● **ASSIGNMENT**
The records are to be repeated in full. Every line must match.

● **Dataset rows describing interfaces**
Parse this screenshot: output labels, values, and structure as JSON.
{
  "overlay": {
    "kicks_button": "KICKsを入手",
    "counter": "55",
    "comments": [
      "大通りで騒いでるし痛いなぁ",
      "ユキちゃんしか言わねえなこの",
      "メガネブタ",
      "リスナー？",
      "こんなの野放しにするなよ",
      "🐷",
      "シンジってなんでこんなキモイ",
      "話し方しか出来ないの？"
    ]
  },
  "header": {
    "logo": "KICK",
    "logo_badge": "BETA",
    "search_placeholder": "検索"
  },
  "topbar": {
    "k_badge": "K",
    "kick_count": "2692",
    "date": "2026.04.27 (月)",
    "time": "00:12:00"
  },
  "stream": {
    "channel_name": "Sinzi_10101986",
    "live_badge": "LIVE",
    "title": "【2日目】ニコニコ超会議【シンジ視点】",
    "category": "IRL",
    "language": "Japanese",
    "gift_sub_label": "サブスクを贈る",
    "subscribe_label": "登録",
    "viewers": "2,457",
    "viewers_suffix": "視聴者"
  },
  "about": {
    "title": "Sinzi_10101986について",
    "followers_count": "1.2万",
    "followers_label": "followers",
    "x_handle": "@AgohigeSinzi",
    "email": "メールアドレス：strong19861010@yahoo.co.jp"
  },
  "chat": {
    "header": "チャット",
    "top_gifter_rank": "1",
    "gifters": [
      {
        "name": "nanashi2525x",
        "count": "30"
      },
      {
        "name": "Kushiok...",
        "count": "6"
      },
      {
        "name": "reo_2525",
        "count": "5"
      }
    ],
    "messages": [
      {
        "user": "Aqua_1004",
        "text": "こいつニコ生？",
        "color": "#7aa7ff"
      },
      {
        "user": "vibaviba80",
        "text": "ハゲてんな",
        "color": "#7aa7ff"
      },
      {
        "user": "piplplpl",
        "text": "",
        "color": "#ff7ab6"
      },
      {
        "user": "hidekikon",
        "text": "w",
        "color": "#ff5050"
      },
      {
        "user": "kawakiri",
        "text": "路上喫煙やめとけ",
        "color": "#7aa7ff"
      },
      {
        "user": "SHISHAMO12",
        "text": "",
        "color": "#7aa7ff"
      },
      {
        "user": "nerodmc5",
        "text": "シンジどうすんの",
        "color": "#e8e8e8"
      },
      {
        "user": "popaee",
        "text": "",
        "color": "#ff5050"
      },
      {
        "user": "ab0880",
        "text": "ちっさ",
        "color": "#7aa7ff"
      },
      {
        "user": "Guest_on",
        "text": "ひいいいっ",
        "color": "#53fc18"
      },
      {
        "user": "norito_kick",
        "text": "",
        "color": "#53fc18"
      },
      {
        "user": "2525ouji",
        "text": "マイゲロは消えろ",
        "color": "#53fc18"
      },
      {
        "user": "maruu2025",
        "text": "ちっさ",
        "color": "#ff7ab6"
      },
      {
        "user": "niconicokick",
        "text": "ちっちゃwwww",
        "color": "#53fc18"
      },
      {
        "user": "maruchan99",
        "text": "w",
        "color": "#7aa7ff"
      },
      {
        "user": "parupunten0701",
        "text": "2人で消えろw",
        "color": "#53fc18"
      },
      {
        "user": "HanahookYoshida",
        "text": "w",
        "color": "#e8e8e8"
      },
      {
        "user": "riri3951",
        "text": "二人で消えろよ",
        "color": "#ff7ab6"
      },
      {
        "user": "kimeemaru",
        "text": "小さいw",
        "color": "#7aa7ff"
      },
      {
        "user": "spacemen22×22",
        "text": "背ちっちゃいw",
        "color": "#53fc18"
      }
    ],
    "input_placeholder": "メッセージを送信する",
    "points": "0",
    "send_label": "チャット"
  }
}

● **RESPONSE TO THE EXERCISE**
Parse this screenshot: output labels, values, and structure as JSON.
{
  "overlay": {
    "kicks_button": "KICKsを入手",
    "counter": "55",
    "comments": [
      "大通りで騒いでるし痛いなぁ",
      "ユキちゃんしか言わねえなこの",
      "メガネブタ",
      "リスナー？",
      "こんなの野放しにするなよ",
      "🐷",
      "シンジってなんでこんなキモイ",
      "話し方しか出来ないの？"
    ]
  },
  "header": {
    "logo": "KICK",
    "logo_badge": "BETA",
    "search_placeholder": "検索"
  },
  "topbar": {
    "k_badge": "K",
    "kick_count": "2692",
    "date": "2026.04.27 (月)",
    "time": "00:12:00"
  },
  "stream": {
    "channel_name": "Sinzi_10101986",
    "live_badge": "LIVE",
    "title": "【2日目】ニコニコ超会議【シンジ視点】",
    "category": "IRL",
    "language": "Japanese",
    "gift_sub_label": "サブスクを贈る",
    "subscribe_label": "登録",
    "viewers": "2,457",
    "viewers_suffix": "視聴者"
  },
  "about": {
    "title": "Sinzi_10101986について",
    "followers_count": "1.2万",
    "followers_label": "followers",
    "x_handle": "@AgohigeSinzi",
    "email": "メールアドレス：strong19861010@yahoo.co.jp"
  },
  "chat": {
    "header": "チャット",
    "top_gifter_rank": "1",
    "gifters": [
      {
        "name": "nanashi2525x",
        "count": "30"
      },
      {
        "name": "Kushiok...",
        "count": "6"
      },
      {
        "name": "reo_2525",
        "count": "5"
      }
    ],
    "messages": [
      {
        "user": "Aqua_1004",
        "text": "こいつニコ生？",
        "color": "#7aa7ff"
      },
      {
        "user": "vibaviba80",
        "text": "ハゲてんな",
        "color": "#7aa7ff"
      },
      {
        "user": "piplplpl",
        "text": "",
        "color": "#ff7ab6"
      },
      {
        "user": "hidekikon",
        "text": "w",
        "color": "#ff5050"
      },
      {
        "user": "kawakiri",
        "text": "路上喫煙やめとけ",
        "color": "#7aa7ff"
      },
      {
        "user": "SHISHAMO12",
        "text": "",
        "color": "#7aa7ff"
      },
      {
        "user": "nerodmc5",
        "text": "シンジどうすんの",
        "color": "#e8e8e8"
      },
      {
        "user": "popaee",
        "text": "",
        "color": "#ff5050"
      },
      {
        "user": "ab0880",
        "text": "ちっさ",
        "color": "#7aa7ff"
      },
      {
        "user": "Guest_on",
        "text": "ひいいいっ",
        "color": "#53fc18"
      },
      {
        "user": "norito_kick",
        "text": "",
        "color": "#53fc18"
      },
      {
        "user": "2525ouji",
        "text": "マイゲロは消えろ",
        "color": "#53fc18"
      },
      {
        "user": "maruu2025",
        "text": "ちっさ",
        "color": "#ff7ab6"
      },
      {
        "user": "niconicokick",
        "text": "ちっちゃwwww",
        "color": "#53fc18"
      },
      {
        "user": "maruchan99",
        "text": "w",
        "color": "#7aa7ff"
      },
      {
        "user": "parupunten0701",
        "text": "2人で消えろw",
        "color": "#53fc18"
      },
      {
        "user": "HanahookYoshida",
        "text": "w",
        "color": "#e8e8e8"
      },
      {
        "user": "riri3951",
        "text": "二人で消えろよ",
        "color": "#ff7ab6"
      },
      {
        "user": "kimeemaru",
        "text": "小さいw",
        "color": "#7aa7ff"
      },
      {
        "user": "spacemen22×22",
        "text": "背ちっちゃいw",
        "color": "#53fc18"
      }
    ],
    "input_placeholder": "メッセージを送信する",
    "points": "0",
    "send_label": "チャット"
  }
}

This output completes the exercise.